Tanskanen and colleagues report that higher consumption of fish is associated with a reduced risk of major depression and suicidal ideation in a large, community-based sample in Finland. The authors mailed surveys that screened for major depression using the self-rated 21-item Beck Depression Inventory to 3004 randomly chosen individuals. The survey also asked about fish consumption, using a validated food frequency questionnaire.
This study has flaws inherent in this type of epidemiological survey (eg, association does not imply causation), and the strength of the statistical differences in depression risk and suicide risk were of a relatively low magnitude (P = .02 and P = .03, respectively). However, this data is consistent with the growing body of literature regarding ω3 fatty acids and major depression.

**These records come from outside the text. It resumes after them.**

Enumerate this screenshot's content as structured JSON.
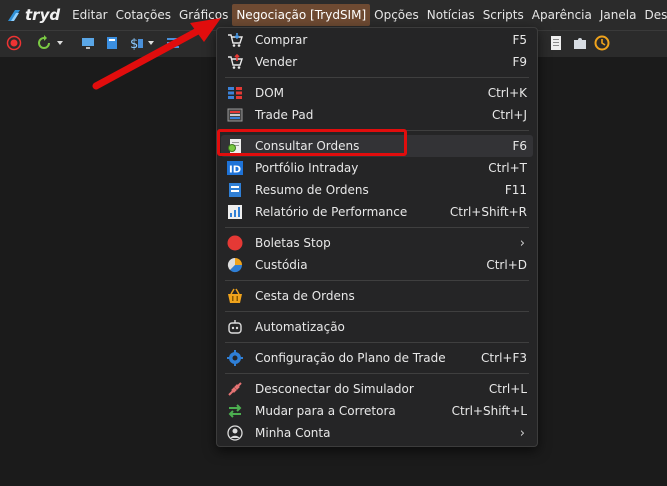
{
  "app": {
    "logo_text": "tryd"
  },
  "menubar": [
    {
      "label": "Editar"
    },
    {
      "label": "Cotações"
    },
    {
      "label": "Gráficos"
    },
    {
      "label": "Negociação [TrydSIM]",
      "active": true
    },
    {
      "label": "Opções"
    },
    {
      "label": "Notícias"
    },
    {
      "label": "Scripts"
    },
    {
      "label": "Aparência"
    },
    {
      "label": "Janela"
    },
    {
      "label": "Desktops"
    }
  ],
  "menu": {
    "items": [
      {
        "label": "Comprar",
        "shortcut": "F5",
        "icon": "buy-cart-icon"
      },
      {
        "label": "Vender",
        "shortcut": "F9",
        "icon": "sell-cart-icon"
      },
      {
        "label": "DOM",
        "shortcut": "Ctrl+K",
        "icon": "dom-grid-icon"
      },
      {
        "label": "Trade Pad",
        "shortcut": "Ctrl+J",
        "icon": "trade-pad-icon"
      },
      {
        "label": "Consultar Ordens",
        "shortcut": "F6",
        "icon": "search-orders-icon",
        "highlighted": true
      },
      {
        "label": "Portfólio Intraday",
        "shortcut": "Ctrl+T",
        "icon": "id-icon"
      },
      {
        "label": "Resumo de Ordens",
        "shortcut": "F11",
        "icon": "orders-summary-icon"
      },
      {
        "label": "Relatório de Performance",
        "shortcut": "Ctrl+Shift+R",
        "icon": "performance-report-icon"
      },
      {
        "label": "Boletas Stop",
        "shortcut": "",
        "icon": "stop-circle-icon",
        "submenu": true
      },
      {
        "label": "Custódia",
        "shortcut": "Ctrl+D",
        "icon": "custody-pie-icon"
      },
      {
        "label": "Cesta de Ordens",
        "shortcut": "",
        "icon": "basket-icon"
      },
      {
        "label": "Automatização",
        "shortcut": "",
        "icon": "robot-icon"
      },
      {
        "label": "Configuração do Plano de Trade",
        "shortcut": "Ctrl+F3",
        "icon": "plan-settings-icon"
      },
      {
        "label": "Desconectar do Simulador",
        "shortcut": "Ctrl+L",
        "icon": "disconnect-icon"
      },
      {
        "label": "Mudar para a Corretora",
        "shortcut": "Ctrl+Shift+L",
        "icon": "switch-arrows-icon"
      },
      {
        "label": "Minha Conta",
        "shortcut": "",
        "icon": "user-account-icon",
        "submenu": true
      }
    ]
  },
  "colors": {
    "menubar_bg": "#2b2b2b",
    "active_menu_bg": "#6e4a32",
    "dropdown_bg": "#252526",
    "annotation_red": "#e10d0d"
  }
}
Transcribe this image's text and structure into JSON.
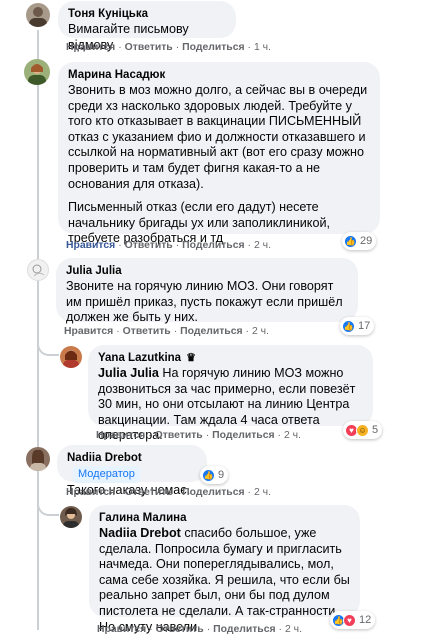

Andrew L. Stoll. Fish Consumption, Depression, and Suicidality in a General Population—Reply. Arch Gen Psychiatry. 2001;58(5):513. doi: